Taylor spent Friday morning with her husband picking up branches from trees, she said, that came from a wooded area behind their home.
She said the storm path that traveled through that wooded area is now flattened. “From the upstairs windows, you can see all the trees that used to be there are gone,” Taylor said.
Hopewell Township is not far from New Hope, Pa. where a tornado was confirmed. The National Weather Service in Mt. Holly, N.J. has several teams investigating storm damage in several areas, including a zone that stretches from south of Allentown, Pa. towards Monmouth County, N.J. The weather service said it is also investigating parts of Ocean County as well.
[8 AM] Here are the following areas that we will be investigating today. More details will be provided tonight. If you observed damage, please let us know. #dewx #pawx #njwx pic.twitter.com/7txwCypqjS
— NWS Mount Holly (@NWS_MountHolly) July 30, 2021
As of 1:16 p.m. Tuesday, two tornadoes were confirmed in Ocean County in the Waretown and Cedar Bridge areas of Barnegat Township.
Power lines were taken down by falling trees in Pleasant Valley. Utility crews were in the area to work on restoring service while tree cutters worked on clearing the debris. As of Friday morning, more than 500 customers were without electricity, most of them serviced by Jersey Central Power and Light. Though roads were closed, residents were still able to leave to get gasoline for their generators or run other errands.
Michael Hicks had just left the house for groceries before the storm had started to move through. He said things started to look eerie as he was driving along Pennington Harbourton Road
“As I was passing an open field with a large home, I saw a herd of deer [that] looked like they were panicked,” he said, “they were running back and forth throughout the field.”
Hicks’ wife called to let him know of similar conditions back at home.
“[She said] she’s bringing the kids down into the basement to try and hide and stay safe with the dog,” he said.
On the way back from the store, his wife informed him the big oak tree in the backyard had fallen.
“She said there was no noise, but the tree itself just came crashing down,” Hicks said.
The tree fell away from the house and back towards the woods. He says they were fortunate.
“Everyone’s good, everyone is safe,” he said.
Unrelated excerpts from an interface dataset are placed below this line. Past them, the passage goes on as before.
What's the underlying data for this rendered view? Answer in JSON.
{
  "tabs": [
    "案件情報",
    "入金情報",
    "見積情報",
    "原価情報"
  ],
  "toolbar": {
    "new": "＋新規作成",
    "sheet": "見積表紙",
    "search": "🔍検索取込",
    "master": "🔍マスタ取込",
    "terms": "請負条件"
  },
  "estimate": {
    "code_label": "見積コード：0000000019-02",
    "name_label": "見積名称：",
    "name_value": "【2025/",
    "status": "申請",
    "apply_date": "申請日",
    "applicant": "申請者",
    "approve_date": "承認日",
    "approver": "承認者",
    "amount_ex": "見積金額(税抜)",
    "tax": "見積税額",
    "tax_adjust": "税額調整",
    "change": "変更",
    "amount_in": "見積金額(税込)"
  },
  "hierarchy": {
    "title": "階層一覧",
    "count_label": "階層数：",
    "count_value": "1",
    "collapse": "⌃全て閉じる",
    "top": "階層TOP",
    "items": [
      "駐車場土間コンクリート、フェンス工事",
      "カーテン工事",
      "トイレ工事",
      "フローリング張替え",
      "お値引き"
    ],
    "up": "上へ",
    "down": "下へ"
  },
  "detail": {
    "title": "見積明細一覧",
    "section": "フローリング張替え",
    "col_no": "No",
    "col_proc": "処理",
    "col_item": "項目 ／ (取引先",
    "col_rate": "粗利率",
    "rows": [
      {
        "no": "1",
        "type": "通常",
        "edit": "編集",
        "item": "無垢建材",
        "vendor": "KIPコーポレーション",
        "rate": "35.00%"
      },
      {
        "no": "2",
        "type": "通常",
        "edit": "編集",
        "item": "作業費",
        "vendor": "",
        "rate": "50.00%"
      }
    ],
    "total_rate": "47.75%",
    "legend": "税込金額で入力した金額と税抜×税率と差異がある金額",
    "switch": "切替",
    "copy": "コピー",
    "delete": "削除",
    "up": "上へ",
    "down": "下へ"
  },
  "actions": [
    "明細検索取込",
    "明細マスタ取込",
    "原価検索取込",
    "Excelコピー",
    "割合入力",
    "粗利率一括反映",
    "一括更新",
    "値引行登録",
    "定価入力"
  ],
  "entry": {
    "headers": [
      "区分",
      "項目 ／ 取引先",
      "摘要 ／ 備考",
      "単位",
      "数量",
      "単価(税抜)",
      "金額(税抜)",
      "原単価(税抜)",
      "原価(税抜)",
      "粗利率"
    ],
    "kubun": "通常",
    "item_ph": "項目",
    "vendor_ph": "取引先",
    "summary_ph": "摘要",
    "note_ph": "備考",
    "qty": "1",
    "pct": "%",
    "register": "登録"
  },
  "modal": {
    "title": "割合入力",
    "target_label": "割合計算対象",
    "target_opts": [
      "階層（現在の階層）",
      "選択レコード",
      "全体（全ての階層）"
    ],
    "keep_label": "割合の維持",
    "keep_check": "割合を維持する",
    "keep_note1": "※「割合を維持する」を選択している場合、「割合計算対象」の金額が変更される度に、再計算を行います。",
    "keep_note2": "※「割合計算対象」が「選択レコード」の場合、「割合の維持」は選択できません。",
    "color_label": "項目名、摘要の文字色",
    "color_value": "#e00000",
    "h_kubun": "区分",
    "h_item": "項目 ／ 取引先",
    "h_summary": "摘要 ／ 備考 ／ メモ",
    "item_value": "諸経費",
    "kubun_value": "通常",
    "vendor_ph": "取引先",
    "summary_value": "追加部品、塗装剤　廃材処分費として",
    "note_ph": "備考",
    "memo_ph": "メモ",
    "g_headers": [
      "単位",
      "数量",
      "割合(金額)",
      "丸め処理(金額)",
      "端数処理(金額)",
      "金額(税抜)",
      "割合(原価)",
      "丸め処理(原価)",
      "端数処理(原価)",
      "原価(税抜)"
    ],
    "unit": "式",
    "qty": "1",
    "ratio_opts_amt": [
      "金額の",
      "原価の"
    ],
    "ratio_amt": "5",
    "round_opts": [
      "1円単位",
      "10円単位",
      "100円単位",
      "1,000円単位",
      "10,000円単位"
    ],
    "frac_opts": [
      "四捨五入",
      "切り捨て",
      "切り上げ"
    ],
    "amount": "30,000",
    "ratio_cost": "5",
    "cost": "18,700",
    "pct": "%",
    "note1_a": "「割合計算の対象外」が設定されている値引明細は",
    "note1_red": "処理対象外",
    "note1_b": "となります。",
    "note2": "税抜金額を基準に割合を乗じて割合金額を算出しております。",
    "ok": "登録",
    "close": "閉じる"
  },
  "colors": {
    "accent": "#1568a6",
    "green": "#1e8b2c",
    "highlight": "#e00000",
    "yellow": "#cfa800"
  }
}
Taylor expressed similar gratitude that the damage was not worse than what it was.
“We are blessed,” she said. “We have storage bins with wheat stored back there, that’s OK. We have equipment back there, the barns are standing.”